This past summer a few telephone poles were replaced along the road. The installation crew told me the old poles were available to whom ever wanted them. I snagged one planning to build a small bridge to cross the aforementioned creek. 16 foot long sections of telephone pole are too heavy to drag as they lay. The field across the road with the shortest access to the creek is undergoing a restoration and we were asked not to drive a vehicle through to the woods. The poles were moved by hand using rollers (3″PVC) a few nylon straps pilfered from the climbing rack, a come-along, some chain, a pry bar, a few shackles, and 100 feet of 5/8″ static rope. From the base of the driveway where the poles were stored to the bridge site is, at most, 500 meters.

Moving telephone poles using rollers, ropes, shackles and one 45 year old man power.

Moving the pole section was simple. The pole ends were lifted up onto the rollers and by tying one end of the rope to a tree ahead of the pole and running the free end through a shackle (no pulleys on hand fit the rope) a makeshift doubler was made. Even with the friction of the rope on shackles, there was enough mechanical advantage for one person to pull the rope and move the poles. Working alone since all of the available help have jobs, I was able to move each pole about 75′ per hour. Most of the time was spent walking around the poles picking up sections of pipe, finding a fulcrum to help lift the pole and inserting the pipe beneath the pole. The longer the pipe, the less likely the pole would fall off which reduced the amount of time rigging things. Pulling was the easy part.

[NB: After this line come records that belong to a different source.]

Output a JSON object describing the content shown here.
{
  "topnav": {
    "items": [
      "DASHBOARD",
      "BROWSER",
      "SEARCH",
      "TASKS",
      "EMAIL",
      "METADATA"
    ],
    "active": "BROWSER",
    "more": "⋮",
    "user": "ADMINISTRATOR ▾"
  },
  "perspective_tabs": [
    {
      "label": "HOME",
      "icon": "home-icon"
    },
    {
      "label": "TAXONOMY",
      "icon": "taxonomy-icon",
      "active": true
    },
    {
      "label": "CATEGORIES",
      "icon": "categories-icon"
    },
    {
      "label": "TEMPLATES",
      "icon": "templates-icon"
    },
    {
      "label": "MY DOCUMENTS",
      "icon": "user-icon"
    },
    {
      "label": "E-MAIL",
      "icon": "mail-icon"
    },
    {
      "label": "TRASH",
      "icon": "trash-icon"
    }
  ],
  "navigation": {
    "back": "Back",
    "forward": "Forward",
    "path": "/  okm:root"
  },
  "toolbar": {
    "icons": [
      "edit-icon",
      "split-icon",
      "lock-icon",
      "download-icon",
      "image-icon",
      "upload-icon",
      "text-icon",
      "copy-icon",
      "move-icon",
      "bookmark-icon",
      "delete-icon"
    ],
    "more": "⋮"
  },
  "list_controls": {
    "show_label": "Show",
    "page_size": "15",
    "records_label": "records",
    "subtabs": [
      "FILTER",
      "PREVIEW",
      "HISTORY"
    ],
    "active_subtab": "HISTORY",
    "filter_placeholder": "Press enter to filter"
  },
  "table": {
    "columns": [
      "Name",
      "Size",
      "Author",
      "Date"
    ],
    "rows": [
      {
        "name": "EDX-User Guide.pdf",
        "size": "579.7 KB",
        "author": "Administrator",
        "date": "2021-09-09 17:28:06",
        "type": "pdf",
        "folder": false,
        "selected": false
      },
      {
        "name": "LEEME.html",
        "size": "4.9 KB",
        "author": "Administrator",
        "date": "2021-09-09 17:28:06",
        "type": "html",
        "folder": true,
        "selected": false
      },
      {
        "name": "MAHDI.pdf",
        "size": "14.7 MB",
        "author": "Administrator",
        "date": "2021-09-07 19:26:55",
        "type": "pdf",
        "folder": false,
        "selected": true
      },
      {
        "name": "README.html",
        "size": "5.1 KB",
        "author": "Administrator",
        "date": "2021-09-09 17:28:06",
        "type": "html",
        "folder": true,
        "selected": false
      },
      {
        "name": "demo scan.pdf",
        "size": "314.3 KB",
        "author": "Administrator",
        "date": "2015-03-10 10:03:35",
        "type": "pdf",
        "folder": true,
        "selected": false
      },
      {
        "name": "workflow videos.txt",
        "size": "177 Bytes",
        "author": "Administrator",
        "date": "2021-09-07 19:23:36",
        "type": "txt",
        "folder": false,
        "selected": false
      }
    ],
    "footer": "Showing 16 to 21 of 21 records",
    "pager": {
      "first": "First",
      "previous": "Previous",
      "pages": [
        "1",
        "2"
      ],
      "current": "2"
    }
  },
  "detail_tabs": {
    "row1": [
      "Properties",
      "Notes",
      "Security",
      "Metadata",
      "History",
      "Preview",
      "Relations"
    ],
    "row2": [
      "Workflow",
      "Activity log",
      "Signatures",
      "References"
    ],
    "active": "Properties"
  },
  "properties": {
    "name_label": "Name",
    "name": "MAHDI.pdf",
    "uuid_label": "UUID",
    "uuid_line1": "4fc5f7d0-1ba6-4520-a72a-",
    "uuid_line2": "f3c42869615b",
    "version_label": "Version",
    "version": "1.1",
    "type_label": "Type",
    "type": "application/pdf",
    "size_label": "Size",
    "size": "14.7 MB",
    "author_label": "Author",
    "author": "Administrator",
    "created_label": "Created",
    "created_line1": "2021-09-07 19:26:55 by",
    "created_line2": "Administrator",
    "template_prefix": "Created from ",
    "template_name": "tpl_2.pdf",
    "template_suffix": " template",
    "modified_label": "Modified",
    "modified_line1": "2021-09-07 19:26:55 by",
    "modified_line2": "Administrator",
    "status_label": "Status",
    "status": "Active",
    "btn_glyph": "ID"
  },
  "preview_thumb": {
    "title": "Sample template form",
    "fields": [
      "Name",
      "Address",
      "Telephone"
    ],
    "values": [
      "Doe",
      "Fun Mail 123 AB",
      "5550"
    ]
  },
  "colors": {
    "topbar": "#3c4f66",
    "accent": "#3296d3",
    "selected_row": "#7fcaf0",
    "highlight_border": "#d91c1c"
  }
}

All sorts of speculations have been made about how the Egyptians built the pyramids and how the blocks of stone were erected in England to complete Stonehenge. Someday, maybe an archeologist will ask how the bridge was built across the creek. In some odd way, moving the poles with rollers was satisfying but I couldn’t help wishing for a tractor and a pint of diesel fuel to move both poles in about 10 minutes. After a few hours, the poles were still less than half way to the bridge location and I was moving the poles through pretty level terrain. The next section of trail is filled with rocks, mud, roots and holes.

The pipe worked well but took a lot of time to keep resetting. As long as the leading edge of the poles was off the ground they moved relatively easily. Searching around the barn, an old mower was cannibalized and the wheels used to make a simple dolly to support the leading edge of the poles. The dolly worked great allowing the poles to more easily cross small roots, logs, rocks and even shallow mud. I quadrupled and maybe even pentupled the the distance moved per hour. The distance was now long enough to switch measuring units from feet to meters when describing how far the pole has been transported. Human power was still satisfying although I was still pining for help from internal combustion engines and hydraulics.

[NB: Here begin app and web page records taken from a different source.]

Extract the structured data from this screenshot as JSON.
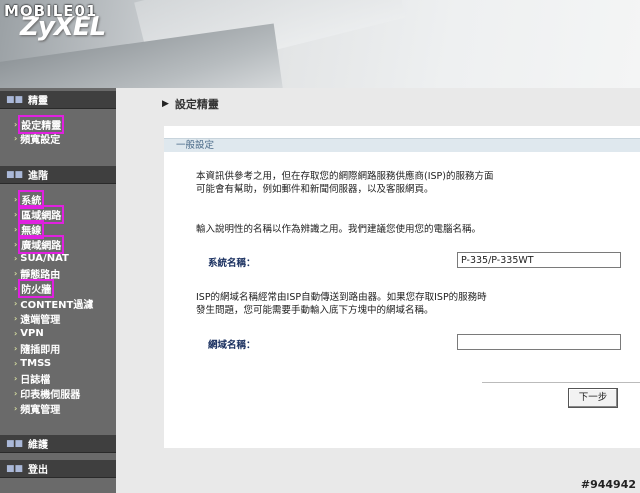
{
  "watermark": "MOBILE01",
  "brand": "ZyXEL",
  "sidebar": {
    "sections": [
      {
        "label": "精靈",
        "items": [
          {
            "label": "設定精靈",
            "highlighted": true
          },
          {
            "label": "頻寬設定",
            "highlighted": false
          }
        ]
      },
      {
        "label": "進階",
        "items": [
          {
            "label": "系統",
            "highlighted": true
          },
          {
            "label": "區域網路",
            "highlighted": true
          },
          {
            "label": "無線",
            "highlighted": true
          },
          {
            "label": "廣域網路",
            "highlighted": true
          },
          {
            "label": "SUA/NAT",
            "highlighted": false
          },
          {
            "label": "靜態路由",
            "highlighted": false
          },
          {
            "label": "防火牆",
            "highlighted": true
          },
          {
            "label": "CONTENT過濾",
            "highlighted": false
          },
          {
            "label": "遠端管理",
            "highlighted": false
          },
          {
            "label": "VPN",
            "highlighted": false
          },
          {
            "label": "隨插即用",
            "highlighted": false
          },
          {
            "label": "TMSS",
            "highlighted": false
          },
          {
            "label": "日誌檔",
            "highlighted": false
          },
          {
            "label": "印表機伺服器",
            "highlighted": false
          },
          {
            "label": "頻寬管理",
            "highlighted": false
          }
        ]
      },
      {
        "label": "維護",
        "items": []
      },
      {
        "label": "登出",
        "items": []
      }
    ]
  },
  "main": {
    "title": "設定精靈",
    "section_header": "一般設定",
    "para1": "本資訊供參考之用，但在存取您的網際網路服務供應商(ISP)的服務方面可能會有幫助，例如郵件和新聞伺服器，以及客服網頁。",
    "para2": "輸入說明性的名稱以作為辨識之用。我們建議您使用您的電腦名稱。",
    "system_name_label": "系統名稱：",
    "system_name_value": "P-335/P-335WT",
    "para3": "ISP的網域名稱經常由ISP自動傳送到路由器。如果您存取ISP的服務時發生問題，您可能需要手動輸入底下方塊中的網域名稱。",
    "domain_name_label": "網域名稱：",
    "domain_name_value": "",
    "next_button": "下一步"
  },
  "badge": "#944942",
  "colors": {
    "highlight": "#e020e0",
    "sidebar_bg": "#6a6a6a",
    "section_bg": "#3f3f3f"
  }
}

The dolly greatly improved moving poles especially if the aft end was supported by sections of pipe.

In total there are still 350 pole meters to go to the bridge site. Snow is predicted for tonight and while I’m still not finished with chores best done without snow, the idea of even more reduced friction while pole dragging gives new hope for having a bridge to use this winter.

The red line is the last 100 meters of trail before the bridge.